"You are the light of the world. A city set on a hill cannot be hid."
Solitary towers at the edge of a harbor are not a recent invention. The Egyptians were known for the Pharos of Alexandria, one of the tallest structures in the ancient world. On the top of the tower was a bonfire that helped ships navigate the port at Alexandria. It is believed that this lighthouse became the prototype for all other lighthouses after it.
It should not be surprising that this became a symbol of Jesus, Christianity and the Church. Jesus said in the Gospel of John, “I am the light of the world; he who follows me will not walk in darkness, but will have the light of life” (John 8:12).
This passage can then be connected to the traditional image of the Church as a ship, making Jesus the light on the lighthouse, guiding the Church (and the pilgrim soul) to the Eternal Shores of Heaven.
At the same time, while it is true that Jesus is the “light of the world,” Jesus also referred to his disciples using that same term.
You are the light of the world. A city set on a hill cannot be hid. Nor do men light a lamp and put it under a bushel, but on a stand, and it gives light to all in the house. (Matthew 5:14).

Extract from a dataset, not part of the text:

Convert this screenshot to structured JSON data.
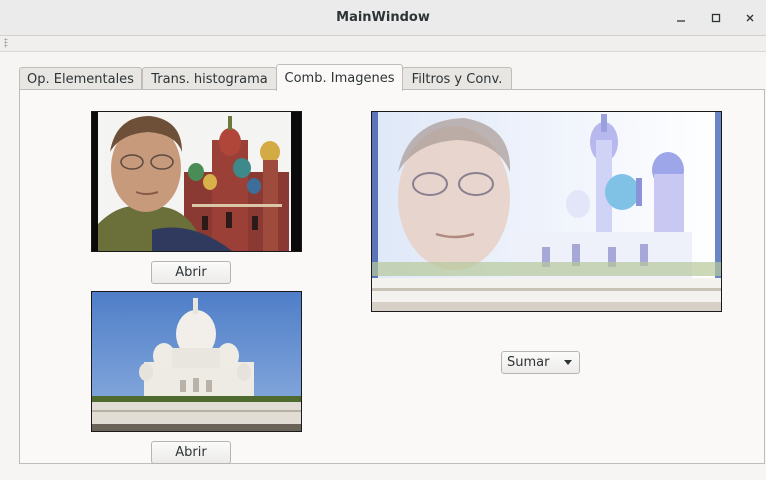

This particular passage reflects a similar concept to a lighthouse and explains how Christians (and the Church) are meant to be a light for all to see. As Christians we are filled with the light of Christ at baptism and are sent forth with the task of bringing that light into the world, helping other souls reach the destination for which we are all created.
The lighthouse is a beautiful image, one that has always given comfort to the Christian soul trying to navigate the sea of life in order to reach the Eternal Harbor.